When “How are you?” feels like an impossible question to answer, it’s a fair sign that something might be wrong. In the darkest times of my life, that question would always make my pulse start to race and a lump form in my throat.
A little over four years ago I had just had my first baby, my father was dying from cancer, and I was the sole breadwinner for our family while my husband finished his academic studies. Our future was uncertain: my husband was American and owed the US Army some time, and we didn’t know when we’d have to leave or where we would go. We didn’t even have a wedding list because we expected to spend the first part of our married lives moving from place to place. I gave away most of my books, thinking I’d built my collection back up when we were settled one day in the amorphous future.

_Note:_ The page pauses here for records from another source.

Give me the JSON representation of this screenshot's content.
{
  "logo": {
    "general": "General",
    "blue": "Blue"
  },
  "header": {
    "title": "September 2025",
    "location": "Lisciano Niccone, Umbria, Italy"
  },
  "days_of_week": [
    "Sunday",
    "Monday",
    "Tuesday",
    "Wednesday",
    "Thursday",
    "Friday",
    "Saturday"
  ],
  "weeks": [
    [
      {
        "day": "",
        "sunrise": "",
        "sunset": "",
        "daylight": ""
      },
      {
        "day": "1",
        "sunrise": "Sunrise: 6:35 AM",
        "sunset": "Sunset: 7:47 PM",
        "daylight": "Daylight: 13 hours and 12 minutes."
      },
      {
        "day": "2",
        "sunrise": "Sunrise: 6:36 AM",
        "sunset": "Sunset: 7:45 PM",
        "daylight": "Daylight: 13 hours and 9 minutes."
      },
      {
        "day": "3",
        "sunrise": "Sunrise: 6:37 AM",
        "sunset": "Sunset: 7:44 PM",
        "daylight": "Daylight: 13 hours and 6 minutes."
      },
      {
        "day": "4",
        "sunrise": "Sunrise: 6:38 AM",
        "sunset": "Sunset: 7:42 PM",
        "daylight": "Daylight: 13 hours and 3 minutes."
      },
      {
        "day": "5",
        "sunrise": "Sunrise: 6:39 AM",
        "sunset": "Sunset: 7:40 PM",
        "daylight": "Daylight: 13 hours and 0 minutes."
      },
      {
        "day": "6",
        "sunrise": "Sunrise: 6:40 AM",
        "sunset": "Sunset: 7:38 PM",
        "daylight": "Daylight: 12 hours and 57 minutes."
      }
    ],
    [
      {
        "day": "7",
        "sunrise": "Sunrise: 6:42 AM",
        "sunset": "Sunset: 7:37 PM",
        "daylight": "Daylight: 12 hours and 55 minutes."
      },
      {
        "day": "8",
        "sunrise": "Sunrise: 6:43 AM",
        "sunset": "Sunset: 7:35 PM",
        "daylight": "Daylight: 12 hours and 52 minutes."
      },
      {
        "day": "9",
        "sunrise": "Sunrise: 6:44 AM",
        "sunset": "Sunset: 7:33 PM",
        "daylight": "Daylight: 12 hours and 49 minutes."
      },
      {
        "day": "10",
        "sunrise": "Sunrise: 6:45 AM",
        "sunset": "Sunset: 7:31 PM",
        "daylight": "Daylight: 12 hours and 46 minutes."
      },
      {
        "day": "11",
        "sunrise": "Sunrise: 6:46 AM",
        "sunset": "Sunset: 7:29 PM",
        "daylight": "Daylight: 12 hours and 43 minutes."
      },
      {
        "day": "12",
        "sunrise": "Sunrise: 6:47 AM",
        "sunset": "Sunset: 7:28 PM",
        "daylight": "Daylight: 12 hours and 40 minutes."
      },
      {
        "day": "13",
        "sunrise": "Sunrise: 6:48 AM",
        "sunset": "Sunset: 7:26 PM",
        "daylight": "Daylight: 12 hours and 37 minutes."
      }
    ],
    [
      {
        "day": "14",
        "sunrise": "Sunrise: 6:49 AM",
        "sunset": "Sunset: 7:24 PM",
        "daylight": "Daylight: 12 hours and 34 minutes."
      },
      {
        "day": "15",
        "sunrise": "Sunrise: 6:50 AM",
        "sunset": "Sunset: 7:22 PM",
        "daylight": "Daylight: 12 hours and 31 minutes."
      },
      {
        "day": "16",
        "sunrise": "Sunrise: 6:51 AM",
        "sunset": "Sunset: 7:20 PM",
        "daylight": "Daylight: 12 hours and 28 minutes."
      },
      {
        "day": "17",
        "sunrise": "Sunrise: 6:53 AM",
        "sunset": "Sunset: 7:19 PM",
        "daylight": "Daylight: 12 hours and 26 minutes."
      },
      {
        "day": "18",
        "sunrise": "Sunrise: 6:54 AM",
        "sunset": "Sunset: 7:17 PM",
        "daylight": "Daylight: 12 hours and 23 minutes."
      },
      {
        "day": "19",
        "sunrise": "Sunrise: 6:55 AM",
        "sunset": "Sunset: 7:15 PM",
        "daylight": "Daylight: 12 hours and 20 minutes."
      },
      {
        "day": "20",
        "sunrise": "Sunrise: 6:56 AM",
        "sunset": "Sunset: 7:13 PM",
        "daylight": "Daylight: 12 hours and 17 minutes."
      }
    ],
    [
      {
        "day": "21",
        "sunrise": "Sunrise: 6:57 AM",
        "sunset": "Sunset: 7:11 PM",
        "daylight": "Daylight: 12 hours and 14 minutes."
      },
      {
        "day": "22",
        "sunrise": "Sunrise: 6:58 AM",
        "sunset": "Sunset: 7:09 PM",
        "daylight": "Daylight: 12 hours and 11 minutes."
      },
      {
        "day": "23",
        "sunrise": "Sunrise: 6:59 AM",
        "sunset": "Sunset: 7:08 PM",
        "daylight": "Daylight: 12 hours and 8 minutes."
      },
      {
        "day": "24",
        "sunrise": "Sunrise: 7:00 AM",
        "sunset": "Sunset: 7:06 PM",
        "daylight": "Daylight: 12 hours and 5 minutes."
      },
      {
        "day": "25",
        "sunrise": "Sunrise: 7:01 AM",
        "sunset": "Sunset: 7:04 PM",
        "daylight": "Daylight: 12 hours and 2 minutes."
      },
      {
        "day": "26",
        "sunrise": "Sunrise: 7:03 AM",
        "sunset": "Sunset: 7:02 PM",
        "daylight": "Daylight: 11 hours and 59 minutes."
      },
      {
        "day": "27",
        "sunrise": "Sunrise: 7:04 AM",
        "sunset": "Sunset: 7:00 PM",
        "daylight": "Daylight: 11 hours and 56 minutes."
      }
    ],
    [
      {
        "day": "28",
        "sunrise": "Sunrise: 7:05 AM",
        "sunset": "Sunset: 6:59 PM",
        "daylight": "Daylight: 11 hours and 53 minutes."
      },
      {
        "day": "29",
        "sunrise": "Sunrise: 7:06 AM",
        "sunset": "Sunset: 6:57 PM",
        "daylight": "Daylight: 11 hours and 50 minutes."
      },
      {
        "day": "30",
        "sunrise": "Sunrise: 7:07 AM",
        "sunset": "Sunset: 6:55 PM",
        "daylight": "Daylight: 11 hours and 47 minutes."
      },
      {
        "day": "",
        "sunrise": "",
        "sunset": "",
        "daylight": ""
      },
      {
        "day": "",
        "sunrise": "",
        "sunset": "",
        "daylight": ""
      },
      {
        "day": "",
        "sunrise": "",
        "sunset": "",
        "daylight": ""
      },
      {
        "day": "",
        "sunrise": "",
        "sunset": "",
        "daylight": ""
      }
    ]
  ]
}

I had wanted my father to meet his first grandchild before he died, but as soon as I got pregnant I felt a deep anxiety start to settle into my bones. It was a complicated time, and yet I thought I should feel straight-forwardly happy and excited because we were having a baby.
The thing is, motherhood isn’t something you can try on for size before you commit. Sure, you can think about it and prepare all you like, and you can babysit and spend time with young families to see how you cope with children, but it’s not the same thing as living it hour-by-hour, sleepless night after sleepless night, feeling the responsibility so keenly and irreversibly as your own.
As soon as you get pregnant, your body is flooded with all kinds of hormonal and physical changes, and there’s just no way of telling how you will react to all of those changes in advance. It can be such a radical transformation that it can feel like a kind of death; there is a definitive Before and After to motherhood, and in the wake of these huge physical changes, you often have to go through a process of deep self-discovery to understand your new identity.
“A woman does not become a mother the very minute she gives birth. It is a learning process, and for some it simply takes longer than for others. There are those, like myself, who find themselves shaken to the core by the entire experience,” writes Elif Shafak in her beautiful and moving book, Black Milk: On Motherhood and Writing. That turned out to be true for me.
In the mess and muddle of that first year, I didn’t have the mental space or energy to untangle my complicated emotions. I simply couldn’t handle what I was feeling and worried that I’d have a total breakdown if I tried, so I pushed it all aside and carried on as best as I could. It was only when I stopped breastfeeding a year and two months after my daughter was born that the heavy fog that had clouded my heart and mind lifted, and I understood that on top of the difficulties of the past year, I had also been experiencing some kind of deep chemical imbalance.
It took a few more years for me to definitively name that as post natal depression: it was hearing other women describe their experiences of the condition that helped me to understand that that is what I had experienced.
In the depths of post natal depression, I alternated between feeling numb and feeling an almost unbearable throbbing pain. On my best days, it was unpleasant but ignorable background noise, a base note of anxiety and pain, and on my worst days (of which I usually had a few every week), it made me wish I had never been born.
The difference between “normal” postpartum struggles and full-blown post natal depression, for me, is the difference between fantasising about checking into a hotel to sleep and have alone time for a few days, and wishing I would get hurt so I could go to hospital where someone else would take care of me and I wouldn’t have to do anything… or even just wishing I didn’t exist at all.
Four and a half years later, I have a new baby girl to take care of and I can feel the sharp edges of the depression near by, like something you could bump into in the dark, the twinge of an unreliable sciatic nerve, a wisdom tooth lying dormant in the gum, or someone in a dream that you can’t look at directly but you can see out of the corner of your eye. But, it doesn’t inhabit me the way it did the first time.
I finally understand what people mean when they say “Enjoy this time with your new baby!” I remember I used to look a people blankly when they said that before, wondering whether I had missed some secret initiation into motherhood, whether there was something intrinsically wrong with me. I used to fear that I just wasn’t mother material.
For all that I struggled, I always had the best support of my amazing family (especially my wonderful, empathetic mother); my heart breaks for women who don’t have that. It can take time and distance to process complicated experiences, and motherhood is one of the most complex of them all.
If you’re experiencing something like this, be gentle on yourself. Find someone you trust to talk to. Write about it—you don’t have to share what you write with anyone, but it might give you some clarity.
And above all, remember: you matter, too. Yes, this is a time when you’ll willingly pour yourself out for the needs of this new little one, but don’t forget to care for yourself. The saying “You can’t pour from an empty cup” is a cliche for a reason.
I wrote about the sometimes painful changes of motherhood for Holl & Lane Magazine’s Summer 2018 “Transformation” issue in a piece called “The Alchemy of Motherhood”. You can buy your copy of the magazine, here.
You can read more about my experience of post natal depression here, and you might also be interested in this blog post about what people in my Instagram community wish they’d known before starting therapy.
And, if you’re struggling with depression of any kind, friend, please don’t carry this alone—reach out to a supportive friend or family member, or to an expert offering help via free helplines like these for the UK and these for the USA.